**Assigned task**:
Restate each line below word for word, skipping every picture.

== Input

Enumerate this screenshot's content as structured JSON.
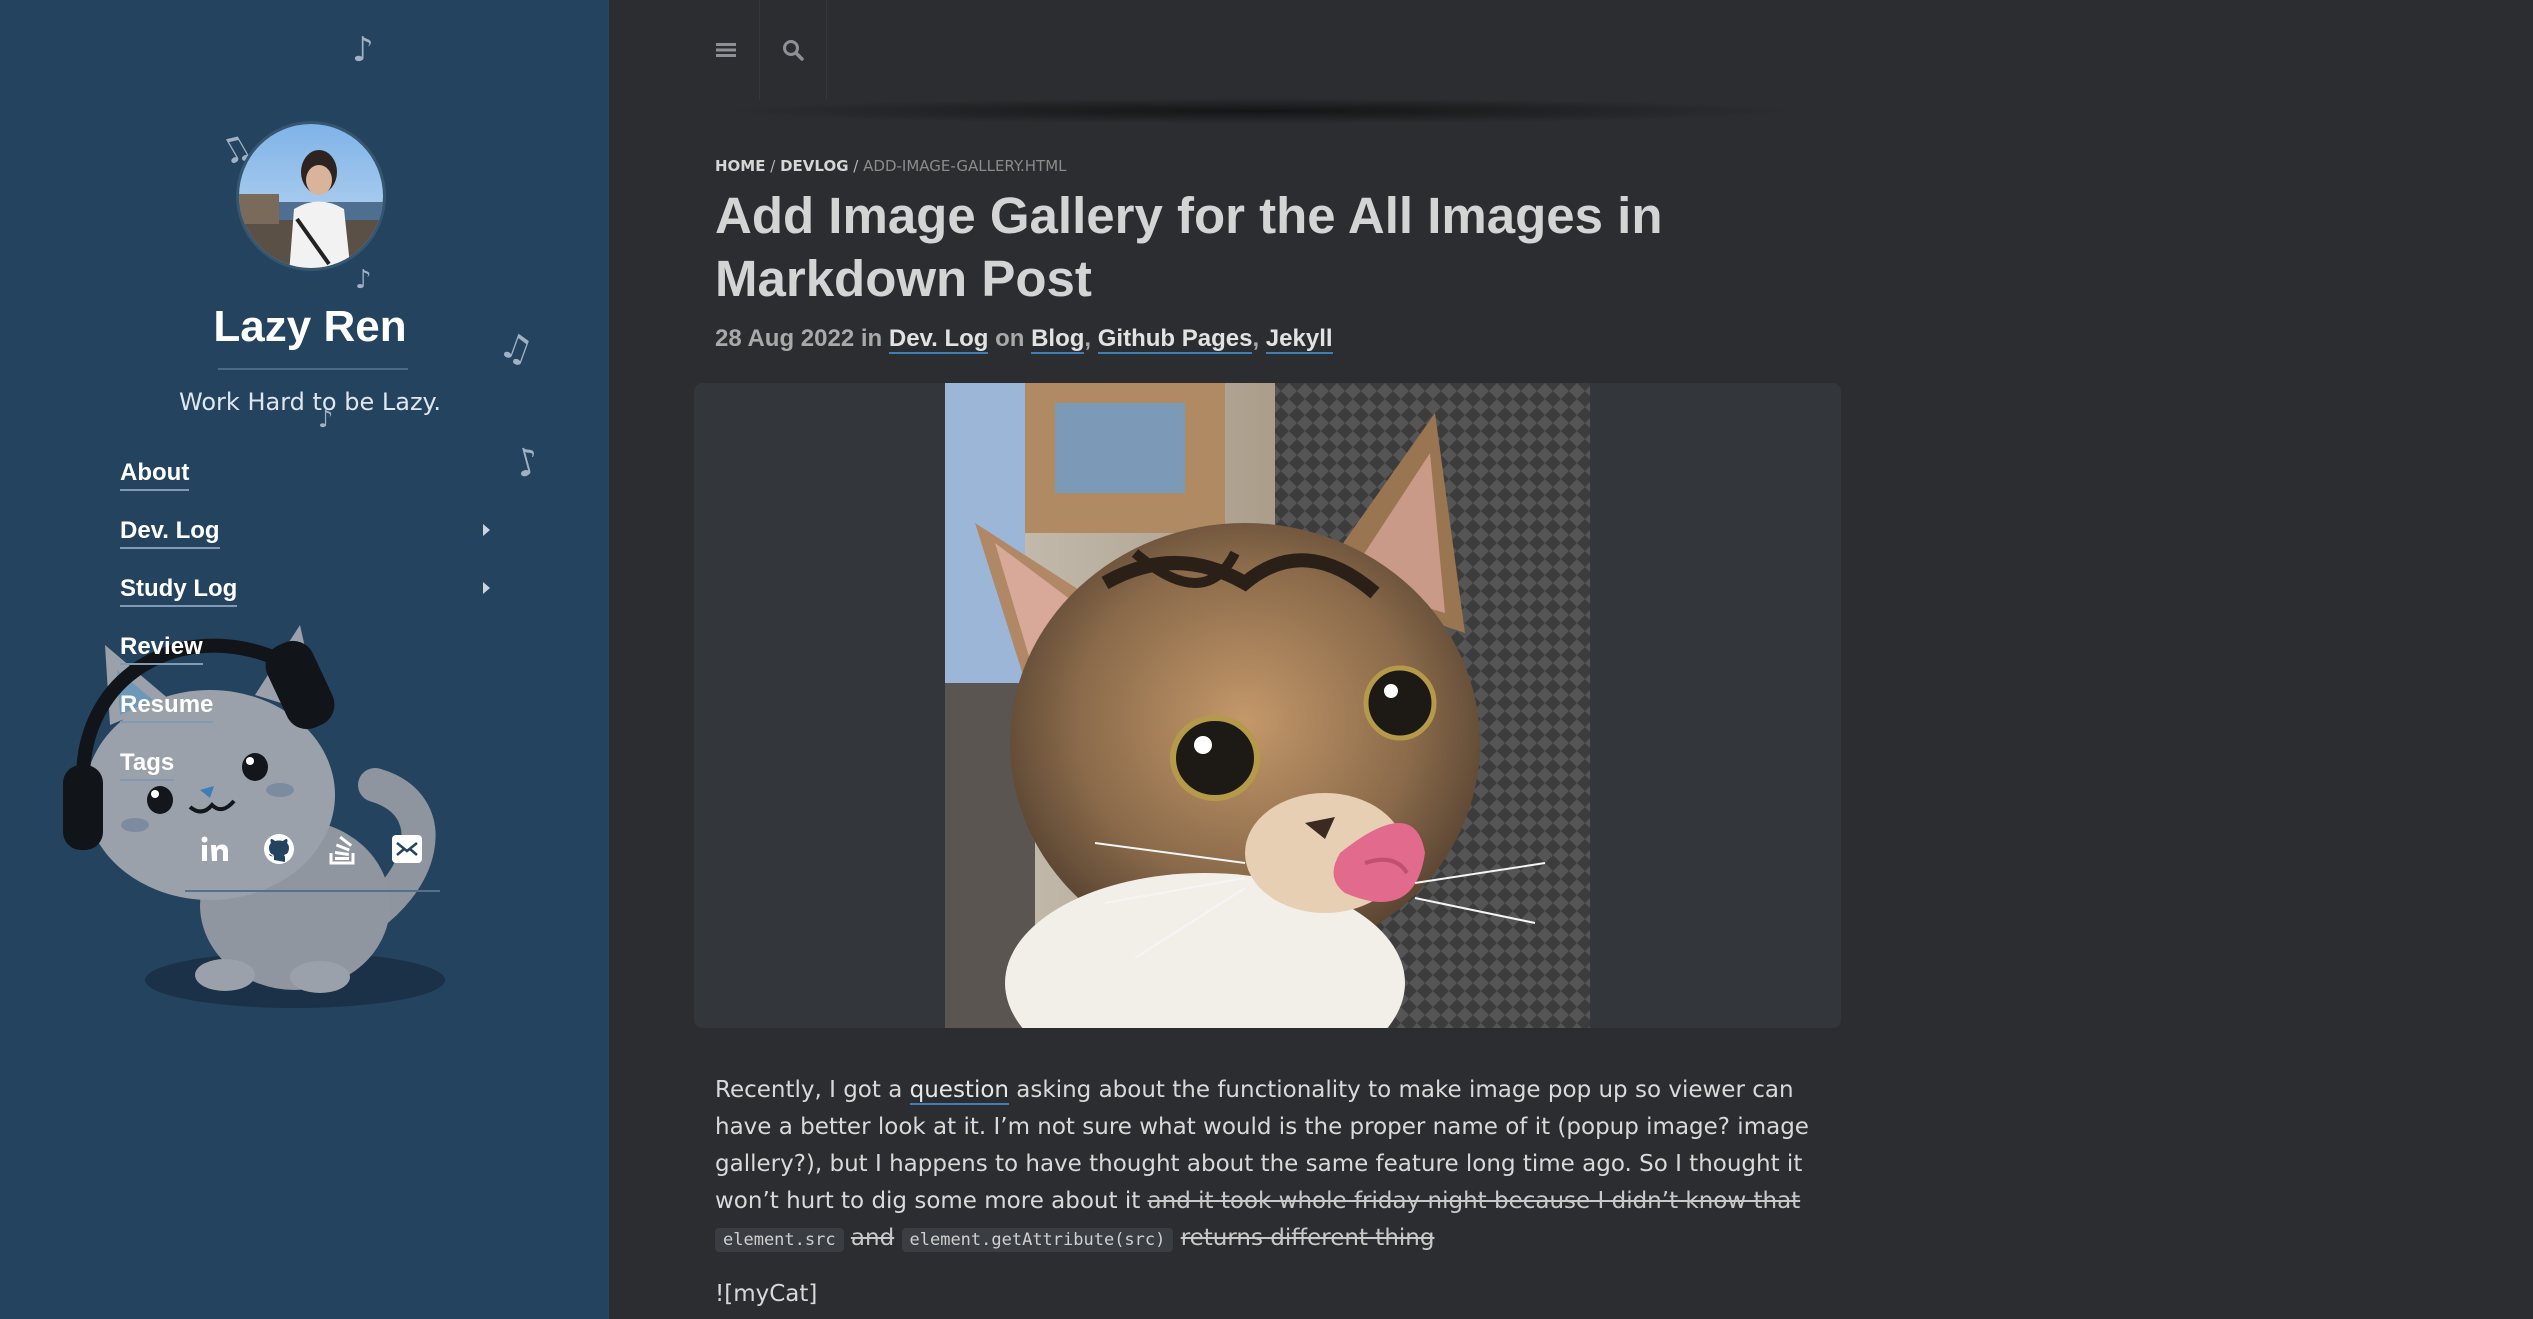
{
  "sidebar": {
    "site_title": "Lazy Ren",
    "tagline": "Work Hard to be Lazy.",
    "nav": [
      {
        "label": "About",
        "has_submenu": false
      },
      {
        "label": "Dev. Log",
        "has_submenu": true
      },
      {
        "label": "Study Log",
        "has_submenu": true
      },
      {
        "label": "Review",
        "has_submenu": false
      },
      {
        "label": "Resume",
        "has_submenu": false
      },
      {
        "label": "Tags",
        "has_submenu": false
      }
    ],
    "social_icons": [
      "linkedin-icon",
      "github-icon",
      "stackoverflow-icon",
      "email-icon"
    ],
    "background_color": "#24435f"
  },
  "topbar": {
    "menu_icon": "hamburger-menu-icon",
    "search_icon": "search-icon"
  },
  "breadcrumb": {
    "home": "HOME",
    "sep1": "/",
    "section": "DEVLOG",
    "sep2": "/",
    "current": "ADD-IMAGE-GALLERY.HTML"
  },
  "post": {
    "title": "Add Image Gallery for the All Images in Markdown Post",
    "date": "28 Aug 2022",
    "in_word": "in",
    "category": "Dev. Log",
    "on_word": "on",
    "tags": [
      "Blog",
      "Github Pages",
      "Jekyll"
    ],
    "tag_separator": ",",
    "paragraph": {
      "before_link": "Recently, I got a ",
      "link": "question",
      "after_link": " asking about the functionality to make image pop up so viewer can have a better look at it. I’m not sure what would is the proper name of it (popup image? image gallery?), but I happens to have thought about the same feature long time ago. So I thought it won’t hurt to dig some more about it ",
      "strike_1": "and it took whole friday night because I didn’t know that",
      "code_1": "element.src",
      "strike_2": "and",
      "code_2": "element.getAttribute(src)",
      "strike_3": "returns different thing"
    },
    "markdown_line": "![myCat]"
  },
  "colors": {
    "page_bg": "#2b2d30",
    "link_underline": "#3f7fb8"
  }
}
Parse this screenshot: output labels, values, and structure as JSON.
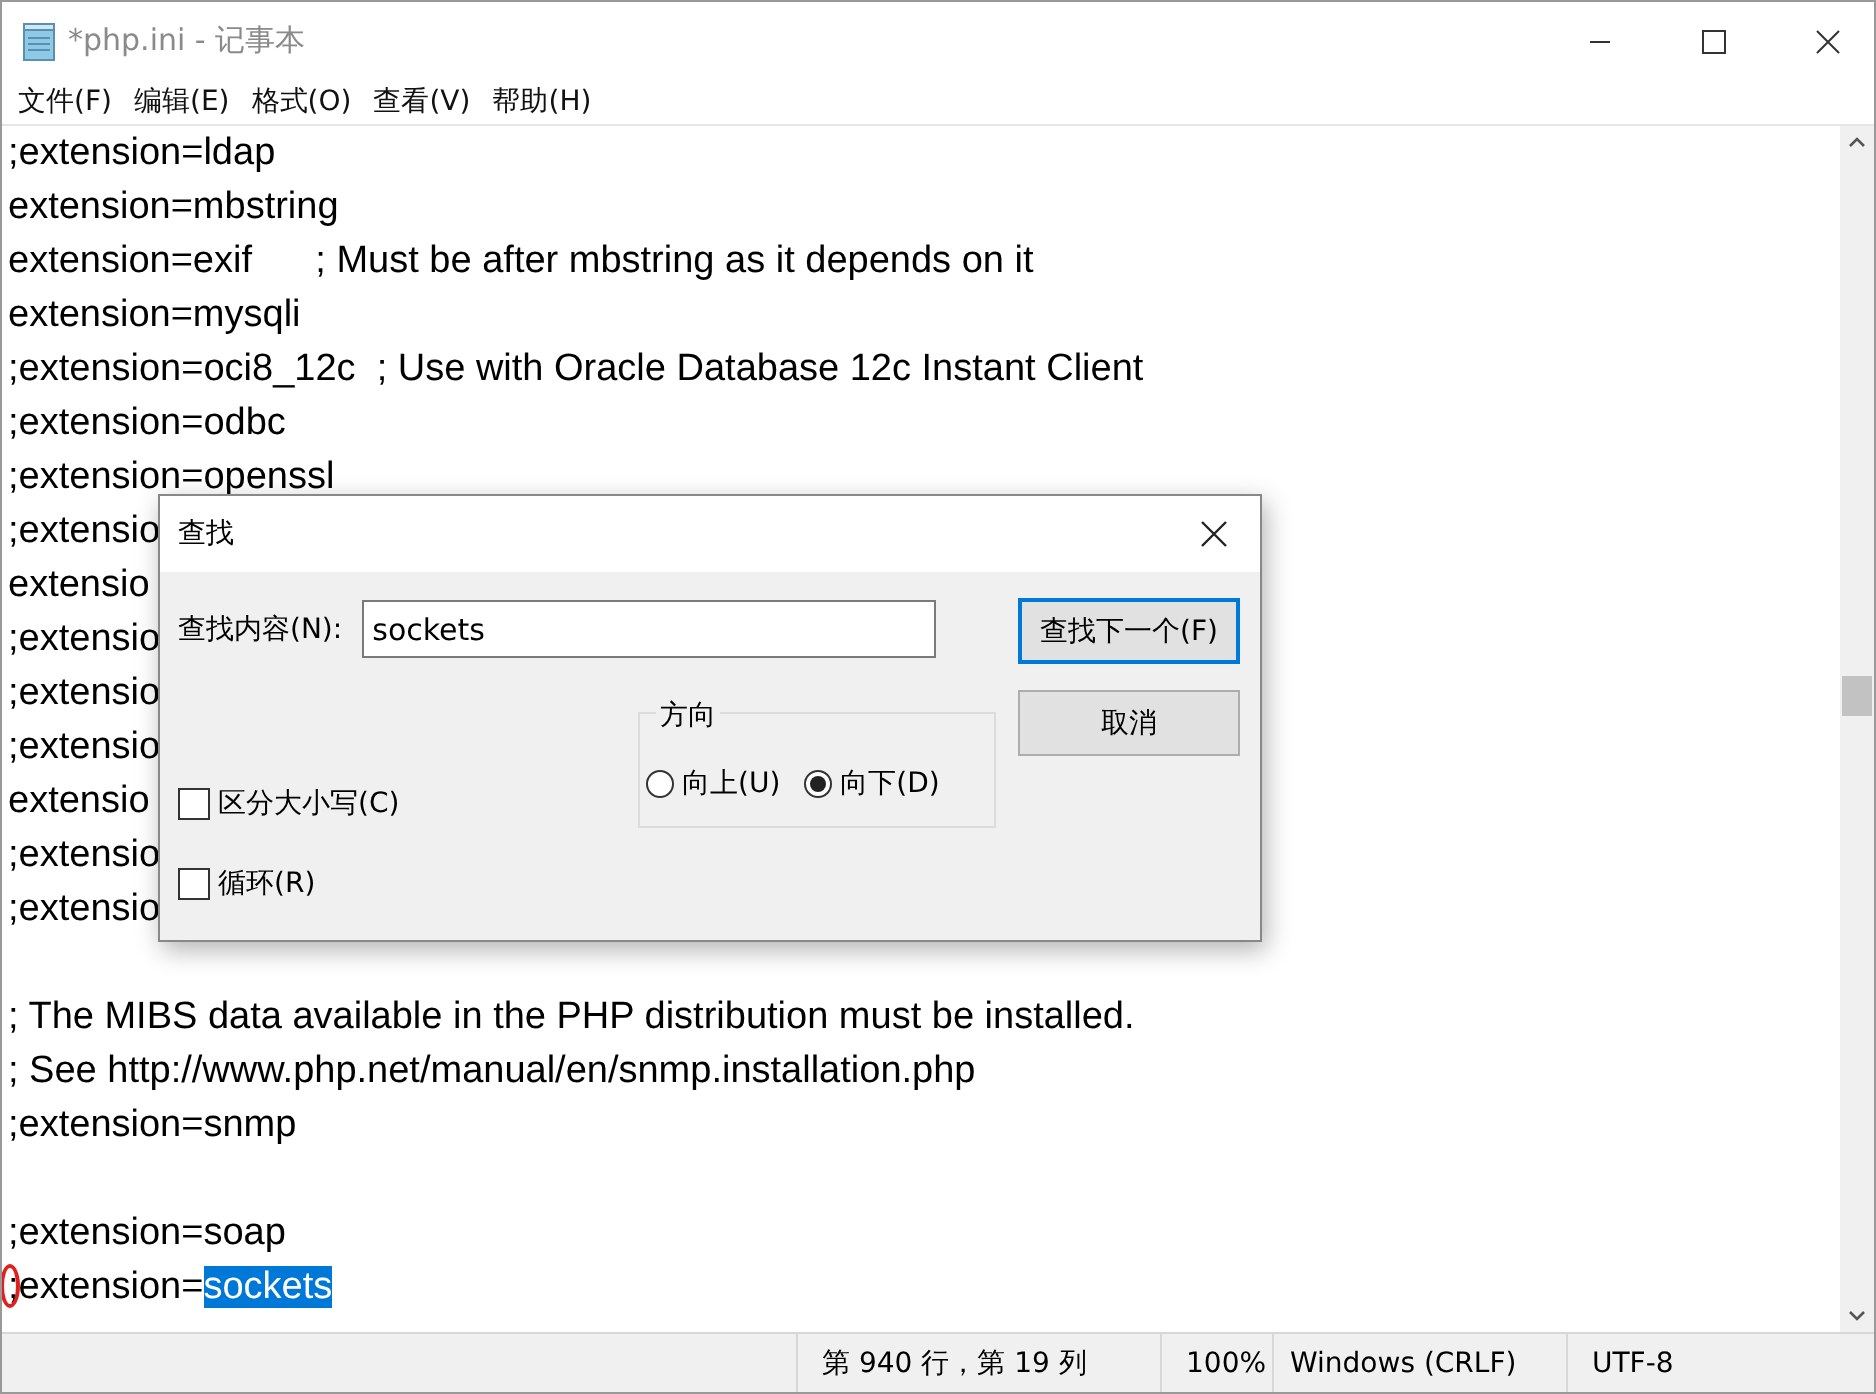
{
  "window": {
    "title": "*php.ini - 记事本"
  },
  "menu": [
    "文件(F)",
    "编辑(E)",
    "格式(O)",
    "查看(V)",
    "帮助(H)"
  ],
  "editor": {
    "lines": [
      {
        "kind": "text",
        "text": ";extension=ldap",
        "circled": false
      },
      {
        "kind": "text",
        "text": "extension=mbstring",
        "circled": false
      },
      {
        "kind": "text",
        "text": "extension=exif      ; Must be after mbstring as it depends on it",
        "circled": false
      },
      {
        "kind": "text",
        "text": "extension=mysqli",
        "circled": false
      },
      {
        "kind": "text",
        "text": ";extension=oci8_12c  ; Use with Oracle Database 12c Instant Client",
        "circled": false
      },
      {
        "kind": "text",
        "text": ";extension=odbc",
        "circled": false
      },
      {
        "kind": "text",
        "text": ";extension=openssl",
        "circled": false
      },
      {
        "kind": "text",
        "text": ";extensio",
        "circled": false
      },
      {
        "kind": "text",
        "text": "extensio",
        "circled": false
      },
      {
        "kind": "text",
        "text": ";extensio",
        "circled": false
      },
      {
        "kind": "text",
        "text": ";extensio",
        "circled": false
      },
      {
        "kind": "text",
        "text": ";extensio",
        "circled": false
      },
      {
        "kind": "text",
        "text": "extensio",
        "circled": false
      },
      {
        "kind": "text",
        "text": ";extensio",
        "circled": false
      },
      {
        "kind": "text",
        "text": ";extensio",
        "circled": false
      },
      {
        "kind": "blank"
      },
      {
        "kind": "text",
        "text": "; The MIBS data available in the PHP distribution must be installed.",
        "circled": false
      },
      {
        "kind": "text",
        "text": "; See http://www.php.net/manual/en/snmp.installation.php",
        "circled": false
      },
      {
        "kind": "text",
        "text": ";extension=snmp",
        "circled": false
      },
      {
        "kind": "blank"
      },
      {
        "kind": "text",
        "text": ";extension=soap",
        "circled": false
      },
      {
        "kind": "text",
        "text": ";extension=",
        "selection": "sockets",
        "circled": true
      }
    ]
  },
  "find_dialog": {
    "title": "查找",
    "find_label": "查找内容(N):",
    "find_value": "sockets",
    "checkboxes": [
      {
        "label": "区分大小写(C)",
        "checked": false
      },
      {
        "label": "循环(R)",
        "checked": false
      }
    ],
    "direction": {
      "legend": "方向",
      "options": [
        {
          "label": "向上(U)",
          "selected": false
        },
        {
          "label": "向下(D)",
          "selected": true
        }
      ]
    },
    "buttons": [
      {
        "label": "查找下一个(F)",
        "default": true
      },
      {
        "label": "取消",
        "default": false
      }
    ]
  },
  "status_bar": [
    "第 940 行，第 19 列",
    "100%",
    "Windows (CRLF)",
    "UTF-8"
  ]
}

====

**Your solution**:
Enumerate this screenshot's content as structured JSON.
{
  "sidebar": {
    "site_title": "Lazy Ren",
    "tagline": "Work Hard to be Lazy.",
    "nav": [
      {
        "label": "About",
        "has_submenu": false
      },
      {
        "label": "Dev. Log",
        "has_submenu": true
      },
      {
        "label": "Study Log",
        "has_submenu": true
      },
      {
        "label": "Review",
        "has_submenu": false
      },
      {
        "label": "Resume",
        "has_submenu": false
      },
      {
        "label": "Tags",
        "has_submenu": false
      }
    ],
    "social_icons": [
      "linkedin-icon",
      "github-icon",
      "stackoverflow-icon",
      "email-icon"
    ],
    "background_color": "#24435f"
  },
  "topbar": {
    "menu_icon": "hamburger-menu-icon",
    "search_icon": "search-icon"
  },
  "breadcrumb": {
    "home": "HOME",
    "sep1": "/",
    "section": "DEVLOG",
    "sep2": "/",
    "current": "ADD-IMAGE-GALLERY.HTML"
  },
  "post": {
    "title": "Add Image Gallery for the All Images in Markdown Post",
    "date": "28 Aug 2022",
    "in_word": "in",
    "category": "Dev. Log",
    "on_word": "on",
    "tags": [
      "Blog",
      "Github Pages",
      "Jekyll"
    ],
    "tag_separator": ",",
    "paragraph": {
      "before_link": "Recently, I got a ",
      "link": "question",
      "after_link": " asking about the functionality to make image pop up so viewer can have a better look at it. I’m not sure what would is the proper name of it (popup image? image gallery?), but I happens to have thought about the same feature long time ago. So I thought it won’t hurt to dig some more about it ",
      "strike_1": "and it took whole friday night because I didn’t know that",
      "code_1": "element.src",
      "strike_2": "and",
      "code_2": "element.getAttribute(src)",
      "strike_3": "returns different thing"
    },
    "markdown_line": "![myCat]"
  },
  "colors": {
    "page_bg": "#2b2d30",
    "link_underline": "#3f7fb8"
  }
}
Parse this screenshot: output labels, values, and structure as JSON.
{
  "window": {
    "title": "*php.ini - 记事本"
  },
  "menu": [
    "文件(F)",
    "编辑(E)",
    "格式(O)",
    "查看(V)",
    "帮助(H)"
  ],
  "editor": {
    "lines": [
      {
        "kind": "text",
        "text": ";extension=ldap",
        "circled": false
      },
      {
        "kind": "text",
        "text": "extension=mbstring",
        "circled": false
      },
      {
        "kind": "text",
        "text": "extension=exif      ; Must be after mbstring as it depends on it",
        "circled": false
      },
      {
        "kind": "text",
        "text": "extension=mysqli",
        "circled": false
      },
      {
        "kind": "text",
        "text": ";extension=oci8_12c  ; Use with Oracle Database 12c Instant Client",
        "circled": false
      },
      {
        "kind": "text",
        "text": ";extension=odbc",
        "circled": false
      },
      {
        "kind": "text",
        "text": ";extension=openssl",
        "circled": false
      },
      {
        "kind": "text",
        "text": ";extensio",
        "circled": false
      },
      {
        "kind": "text",
        "text": "extensio",
        "circled": false
      },
      {
        "kind": "text",
        "text": ";extensio",
        "circled": false
      },
      {
        "kind": "text",
        "text": ";extensio",
        "circled": false
      },
      {
        "kind": "text",
        "text": ";extensio",
        "circled": false
      },
      {
        "kind": "text",
        "text": "extensio",
        "circled": false
      },
      {
        "kind": "text",
        "text": ";extensio",
        "circled": false
      },
      {
        "kind": "text",
        "text": ";extensio",
        "circled": false
      },
      {
        "kind": "blank"
      },
      {
        "kind": "text",
        "text": "; The MIBS data available in the PHP distribution must be installed.",
        "circled": false
      },
      {
        "kind": "text",
        "text": "; See http://www.php.net/manual/en/snmp.installation.php",
        "circled": false
      },
      {
        "kind": "text",
        "text": ";extension=snmp",
        "circled": false
      },
      {
        "kind": "blank"
      },
      {
        "kind": "text",
        "text": ";extension=soap",
        "circled": false
      },
      {
        "kind": "text",
        "text": ";extension=",
        "selection": "sockets",
        "circled": true
      }
    ]
  },
  "find_dialog": {
    "title": "查找",
    "find_label": "查找内容(N):",
    "find_value": "sockets",
    "checkboxes": [
      {
        "label": "区分大小写(C)",
        "checked": false
      },
      {
        "label": "循环(R)",
        "checked": false
      }
    ],
    "direction": {
      "legend": "方向",
      "options": [
        {
          "label": "向上(U)",
          "selected": false
        },
        {
          "label": "向下(D)",
          "selected": true
        }
      ]
    },
    "buttons": [
      {
        "label": "查找下一个(F)",
        "default": true
      },
      {
        "label": "取消",
        "default": false
      }
    ]
  },
  "status_bar": [
    "第 940 行，第 19 列",
    "100%",
    "Windows (CRLF)",
    "UTF-8"
  ]
}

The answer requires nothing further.